I love starting companies.
I don't regard anything quite as professionally rewarding as setting foot on that journey with an old laptop, a head full of ideas, some wits about me, and at least a bit of anecdotal evidence that this could be "big". It's an absolute blast! And as in most journeys (other than spiritual quests - onesomes :) it is good to have someone along for the ride equally up to the challenges ahead, unbridled in their enthusiasm, and complementary in skill.
Because as much as I love the experience, starting a company is hard as hell. There is a dogged uncertainty kept at bay with the constant push towards value. There are pressures and deadlines: pressure to complete the product, pressure to sell the product even before it has fully materialized as living proof that value exists (see, they bought it). Adapt, adapt, adapt. There are pressures exerted by employees past, present, and future, that most human aspect of the business dictated by individual needs, struggles, and desires. There are pressures from investors to move the ball forward to make it to the next stage of the game. There are networking functions to attend, constant meetings with venture capitalists, investment bankers, and other interested parties. There are sales calls, vendor relationships to manage, and a frenetic challenge to be everywhere at once.
In my last three companies I have been the Chief Technology Officer and have had the good fortune to have started the last two with my good friend and CEO Don Springer. Don and I have always co-managed the company and I was reminded of the healthy aspects of this model by the founders of MadKast who told me they were co-managing their company. We've always operated in this model and in fact debated in the first few weeks before starting Collective Intellect which one of us would hold the CEO title. The debate went something like this:
Don: Tim why don't you be CEO this time around
Tim: I don't think you're getting off the hook that easily. No way. You should be CEO.
My advice is to find someone you have professional and emotional balance with. I deeply understand the technology. Don can sell and has an innate ability to put together multi-page cap tables with no circular references. I am a big picture guy who pursues ideas, and Don is more detail oriented. Don will put together a presentation with 40 slides where I will use 5. We can finish each other's sentences, drink our scotch, have fun, vehemently argue a point without offending the other, and still get the presentation done in time. The bottom line is that we hold a lot of mutual respect for each other. Enough to actually listen.

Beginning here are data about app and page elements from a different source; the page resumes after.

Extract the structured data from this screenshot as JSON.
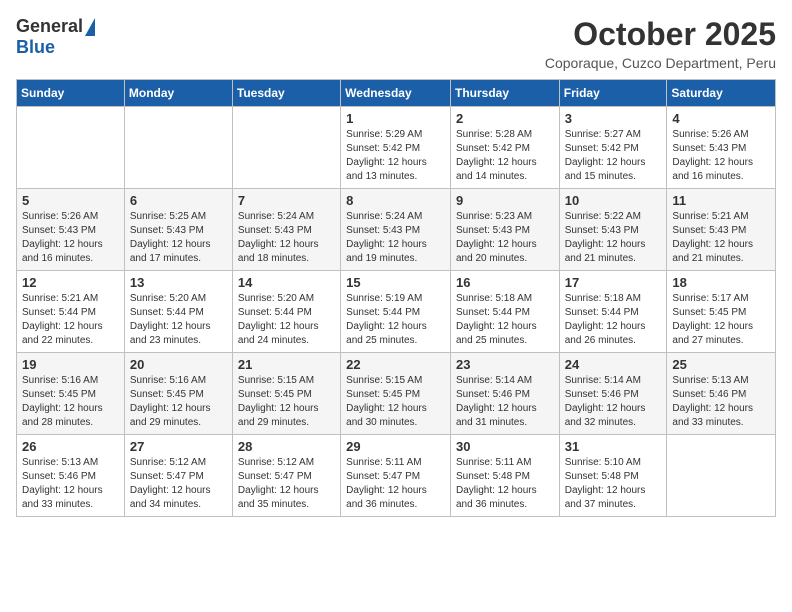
{
  "header": {
    "logo_general": "General",
    "logo_blue": "Blue",
    "month_title": "October 2025",
    "location": "Coporaque, Cuzco Department, Peru"
  },
  "weekdays": [
    "Sunday",
    "Monday",
    "Tuesday",
    "Wednesday",
    "Thursday",
    "Friday",
    "Saturday"
  ],
  "weeks": [
    [
      {
        "day": "",
        "content": ""
      },
      {
        "day": "",
        "content": ""
      },
      {
        "day": "",
        "content": ""
      },
      {
        "day": "1",
        "content": "Sunrise: 5:29 AM\nSunset: 5:42 PM\nDaylight: 12 hours\nand 13 minutes."
      },
      {
        "day": "2",
        "content": "Sunrise: 5:28 AM\nSunset: 5:42 PM\nDaylight: 12 hours\nand 14 minutes."
      },
      {
        "day": "3",
        "content": "Sunrise: 5:27 AM\nSunset: 5:42 PM\nDaylight: 12 hours\nand 15 minutes."
      },
      {
        "day": "4",
        "content": "Sunrise: 5:26 AM\nSunset: 5:43 PM\nDaylight: 12 hours\nand 16 minutes."
      }
    ],
    [
      {
        "day": "5",
        "content": "Sunrise: 5:26 AM\nSunset: 5:43 PM\nDaylight: 12 hours\nand 16 minutes."
      },
      {
        "day": "6",
        "content": "Sunrise: 5:25 AM\nSunset: 5:43 PM\nDaylight: 12 hours\nand 17 minutes."
      },
      {
        "day": "7",
        "content": "Sunrise: 5:24 AM\nSunset: 5:43 PM\nDaylight: 12 hours\nand 18 minutes."
      },
      {
        "day": "8",
        "content": "Sunrise: 5:24 AM\nSunset: 5:43 PM\nDaylight: 12 hours\nand 19 minutes."
      },
      {
        "day": "9",
        "content": "Sunrise: 5:23 AM\nSunset: 5:43 PM\nDaylight: 12 hours\nand 20 minutes."
      },
      {
        "day": "10",
        "content": "Sunrise: 5:22 AM\nSunset: 5:43 PM\nDaylight: 12 hours\nand 21 minutes."
      },
      {
        "day": "11",
        "content": "Sunrise: 5:21 AM\nSunset: 5:43 PM\nDaylight: 12 hours\nand 21 minutes."
      }
    ],
    [
      {
        "day": "12",
        "content": "Sunrise: 5:21 AM\nSunset: 5:44 PM\nDaylight: 12 hours\nand 22 minutes."
      },
      {
        "day": "13",
        "content": "Sunrise: 5:20 AM\nSunset: 5:44 PM\nDaylight: 12 hours\nand 23 minutes."
      },
      {
        "day": "14",
        "content": "Sunrise: 5:20 AM\nSunset: 5:44 PM\nDaylight: 12 hours\nand 24 minutes."
      },
      {
        "day": "15",
        "content": "Sunrise: 5:19 AM\nSunset: 5:44 PM\nDaylight: 12 hours\nand 25 minutes."
      },
      {
        "day": "16",
        "content": "Sunrise: 5:18 AM\nSunset: 5:44 PM\nDaylight: 12 hours\nand 25 minutes."
      },
      {
        "day": "17",
        "content": "Sunrise: 5:18 AM\nSunset: 5:44 PM\nDaylight: 12 hours\nand 26 minutes."
      },
      {
        "day": "18",
        "content": "Sunrise: 5:17 AM\nSunset: 5:45 PM\nDaylight: 12 hours\nand 27 minutes."
      }
    ],
    [
      {
        "day": "19",
        "content": "Sunrise: 5:16 AM\nSunset: 5:45 PM\nDaylight: 12 hours\nand 28 minutes."
      },
      {
        "day": "20",
        "content": "Sunrise: 5:16 AM\nSunset: 5:45 PM\nDaylight: 12 hours\nand 29 minutes."
      },
      {
        "day": "21",
        "content": "Sunrise: 5:15 AM\nSunset: 5:45 PM\nDaylight: 12 hours\nand 29 minutes."
      },
      {
        "day": "22",
        "content": "Sunrise: 5:15 AM\nSunset: 5:45 PM\nDaylight: 12 hours\nand 30 minutes."
      },
      {
        "day": "23",
        "content": "Sunrise: 5:14 AM\nSunset: 5:46 PM\nDaylight: 12 hours\nand 31 minutes."
      },
      {
        "day": "24",
        "content": "Sunrise: 5:14 AM\nSunset: 5:46 PM\nDaylight: 12 hours\nand 32 minutes."
      },
      {
        "day": "25",
        "content": "Sunrise: 5:13 AM\nSunset: 5:46 PM\nDaylight: 12 hours\nand 33 minutes."
      }
    ],
    [
      {
        "day": "26",
        "content": "Sunrise: 5:13 AM\nSunset: 5:46 PM\nDaylight: 12 hours\nand 33 minutes."
      },
      {
        "day": "27",
        "content": "Sunrise: 5:12 AM\nSunset: 5:47 PM\nDaylight: 12 hours\nand 34 minutes."
      },
      {
        "day": "28",
        "content": "Sunrise: 5:12 AM\nSunset: 5:47 PM\nDaylight: 12 hours\nand 35 minutes."
      },
      {
        "day": "29",
        "content": "Sunrise: 5:11 AM\nSunset: 5:47 PM\nDaylight: 12 hours\nand 36 minutes."
      },
      {
        "day": "30",
        "content": "Sunrise: 5:11 AM\nSunset: 5:48 PM\nDaylight: 12 hours\nand 36 minutes."
      },
      {
        "day": "31",
        "content": "Sunrise: 5:10 AM\nSunset: 5:48 PM\nDaylight: 12 hours\nand 37 minutes."
      },
      {
        "day": "",
        "content": ""
      }
    ]
  ]
}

Being able to lean on someone else to help make the hard decisions and steward the company is priceless in bad times and incredibly rewarding in good times.